Sustainability and Libraries LibGuide. http://libguides.ala.org/SustainableLibraries. This LibGuide was first created for the Libraries Build Sustainable Communities project in 1999-2001, and is being maintained by ALA.

Articles and Books

American Libraries articles tagged with "sustainability in libraries": https://americanlibrariesmagazine.org/tag/sustainability-in-libraries/. These popular articles from the ALA magazine highlight sustainable projects in a wide range of libraries, including green roofs, initial and renovation design, and sustainable programming. 

Boyden, L., & Weiner, J.  (2000). Sustainable libraries: Teaching environmental responsibility to communities.  The Bottom Line, 13(2), 74-83.  https://doi.org/10.1108/08880450010327699

Carr, M. M. (2013).  The green library planner: What every librarian needs to know before starting to build or renovate. Lanham, MD: Scarecrow Press.

Carr, M. M., &Carr, S. L. (2013). The greening of America’s libraries: LEEDing the way. Chicago: American Library Association, 2013.

Flannery, J.A., and Smith, K. M. (2016). Eco-Library Design. New York: Springer. 

Henk, M. (2014). Ecology, economy, equity: the path to a carbon-neutral library. Chicago: ALA Editions.

Jankowska, M. A. (2014). Focus on educating for sustainability: Toolkit for academic libraries. Sacramento, CA: Library Juice Press.

Shaffer, G. L. (2018) Creating the sustainable public library: The triple bottom line approach. Santa Barbara, CA: Libraries Unlimited.

Tanner, R., Ho, A., Antonelli, M., & Aldrich, R.S. (2022) Libraries and sustainability. Chicago: American Library Association.

Council Tree Public Library, Fort Collins, Colorado - LEED Platinum Certified

External view of Council Tree Public Library, Fort Collins, Colorado.

Hayden Library at Arizona State University - LEED Platinum Certified

External view of Hayden Library at Arizona State University

General Non-Library Resources

Websites

Building Green Inc. (2019). Building green: The most trusted voice in sustainable design and architecture. http://www.buildinggreen.com 

California Department of Resources Recycling and Recovery.  (2019). Green building. http://www.calrecycle.ca.gov/GREENBUILDING/ 

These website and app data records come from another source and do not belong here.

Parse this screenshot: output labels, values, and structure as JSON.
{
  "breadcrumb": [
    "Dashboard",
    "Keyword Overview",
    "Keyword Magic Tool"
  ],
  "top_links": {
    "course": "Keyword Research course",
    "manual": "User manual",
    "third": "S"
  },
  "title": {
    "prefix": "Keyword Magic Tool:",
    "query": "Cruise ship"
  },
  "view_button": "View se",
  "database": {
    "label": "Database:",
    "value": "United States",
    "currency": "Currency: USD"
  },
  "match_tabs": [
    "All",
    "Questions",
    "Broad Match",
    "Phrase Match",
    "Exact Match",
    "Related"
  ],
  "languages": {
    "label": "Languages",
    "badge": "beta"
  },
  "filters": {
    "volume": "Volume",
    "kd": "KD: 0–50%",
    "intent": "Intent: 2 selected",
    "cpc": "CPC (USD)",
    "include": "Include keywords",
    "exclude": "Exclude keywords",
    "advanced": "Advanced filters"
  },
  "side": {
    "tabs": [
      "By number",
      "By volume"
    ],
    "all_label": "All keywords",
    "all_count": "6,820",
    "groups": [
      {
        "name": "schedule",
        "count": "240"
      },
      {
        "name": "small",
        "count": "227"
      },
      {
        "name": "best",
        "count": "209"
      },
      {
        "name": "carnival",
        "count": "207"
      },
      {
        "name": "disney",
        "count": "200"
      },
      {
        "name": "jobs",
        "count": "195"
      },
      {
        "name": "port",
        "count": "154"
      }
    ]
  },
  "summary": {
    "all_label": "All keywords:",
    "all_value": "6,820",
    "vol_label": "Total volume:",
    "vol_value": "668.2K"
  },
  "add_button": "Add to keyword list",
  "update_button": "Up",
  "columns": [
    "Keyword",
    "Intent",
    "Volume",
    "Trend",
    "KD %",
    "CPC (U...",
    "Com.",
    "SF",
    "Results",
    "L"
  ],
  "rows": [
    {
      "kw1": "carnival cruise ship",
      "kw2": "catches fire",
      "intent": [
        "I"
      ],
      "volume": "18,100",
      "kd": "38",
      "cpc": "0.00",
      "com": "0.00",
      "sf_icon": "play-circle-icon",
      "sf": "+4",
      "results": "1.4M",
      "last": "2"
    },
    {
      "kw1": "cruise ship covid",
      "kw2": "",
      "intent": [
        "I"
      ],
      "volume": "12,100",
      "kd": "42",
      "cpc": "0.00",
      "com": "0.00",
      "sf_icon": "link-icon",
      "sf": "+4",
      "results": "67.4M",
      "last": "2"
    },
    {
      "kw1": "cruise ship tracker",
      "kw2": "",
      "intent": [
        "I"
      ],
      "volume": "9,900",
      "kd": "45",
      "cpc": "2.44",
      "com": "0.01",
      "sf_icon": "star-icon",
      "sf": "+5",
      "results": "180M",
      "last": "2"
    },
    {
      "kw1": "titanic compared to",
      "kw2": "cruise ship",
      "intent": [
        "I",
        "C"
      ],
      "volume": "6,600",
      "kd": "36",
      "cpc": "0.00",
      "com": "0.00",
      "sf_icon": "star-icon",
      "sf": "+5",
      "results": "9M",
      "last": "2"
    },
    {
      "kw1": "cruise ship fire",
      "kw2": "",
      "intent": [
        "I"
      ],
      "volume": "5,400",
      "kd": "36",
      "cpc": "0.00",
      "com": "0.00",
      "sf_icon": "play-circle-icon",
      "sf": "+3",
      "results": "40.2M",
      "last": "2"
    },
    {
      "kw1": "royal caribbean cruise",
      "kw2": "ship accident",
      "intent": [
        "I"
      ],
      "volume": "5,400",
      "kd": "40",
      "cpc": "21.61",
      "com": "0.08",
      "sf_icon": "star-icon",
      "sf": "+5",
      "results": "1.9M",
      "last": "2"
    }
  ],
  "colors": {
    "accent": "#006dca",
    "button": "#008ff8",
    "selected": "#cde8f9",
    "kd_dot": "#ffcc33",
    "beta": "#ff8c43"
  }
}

The Green Building Initiative, Green Globes Certification. https://www.thegbi.org/

International Well Building Institute, Well v2 Certification. https://www.wellcertified.com/

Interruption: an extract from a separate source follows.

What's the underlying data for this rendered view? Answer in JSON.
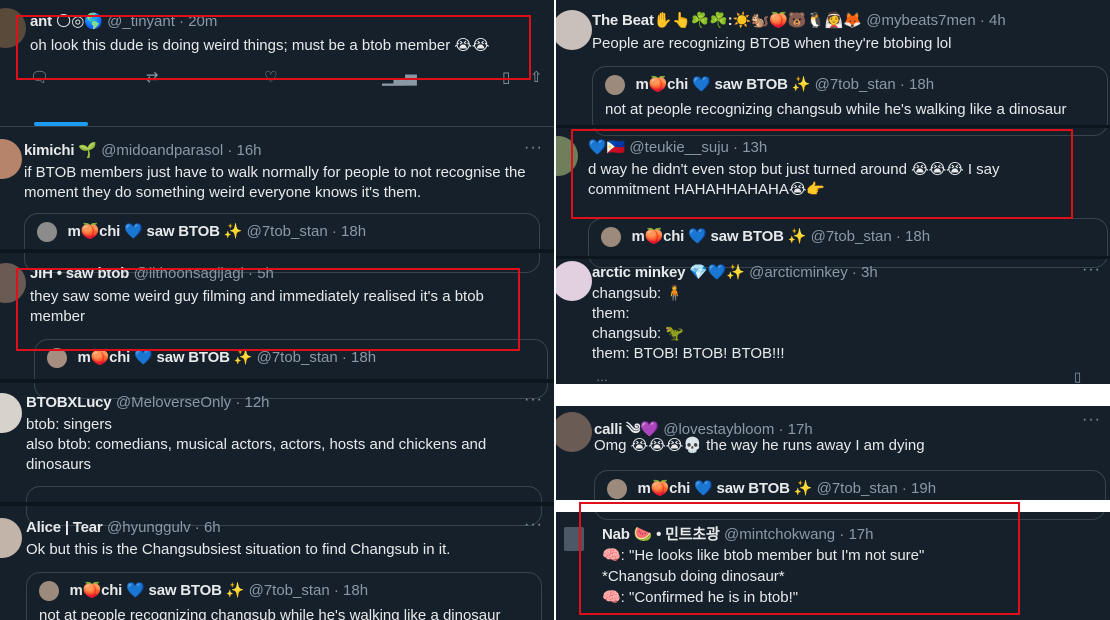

U. S. Green Building Council. (2018). https://new.usgbc.org/ 

National Institute of Building Sciences (2018). Whole building design guide: Sustainable. http://www.wbdg.org/design-objectives/sustainable

World Green Building Council. (2019). http://www.worldgbc.org/ 

 

Books and Reference Guides

Dykstra, A. (2016). Green construction: An introduction to a changing industry. Santa Rosa, CA: Kirshner Books.

Gevorkian, P.  (2006). Sustainable energy systems engineering: The complete green building design resource. New York: McGraw-Hill.

Kats, G. (2009). Greening our built world: Costs, benefits and strategies. Washington, D.C. Island Press.

Kibert, C. J. (2021). Sustainable construction: Green building design and delivery. 5th ed. Hoboken, N.J.: Wiley.

Kubba, S.  (2016). LEED v4 practices, certification and accreditation handbook (2nd ed.). Burlington, MA: Butterworth-Heinemann.

LEED® v4. Reference Guide for Building, Design and Construction. Version 4.0. Washington, DC: U.S. Green Building Council.  https://www.usgbc.org/resources/leed-v4-building-design-and-construction-current-version

LEED® v4. Reference Guide for Building Operations and Maintenance. Version 4.0. Washington, DC: U.S. Green Building Council.https://www.usgbc.org/resources/leed-v4-building-operations-and-maintenance-current-version

LEED® v4. Reference Guide for Interior Design and Construction. Version 4.0. Washington, DC: U.S. Green Building Council.https://www.usgbc.org/resources/leed-v4-interior-design-and-construction-current-version

Montoya, M.  (2011). Green building fundamentals: A practical guide to understanding and applying fundamental sustainable construction practices and the LEED Green Building System (2nd ed.). Boston: Prentice-Hall.

Yudelson, J.  (2012). Marketing green buildings: Guide for engineering, construction, architecture.  Hoboken, NJ: Taylor & Francis.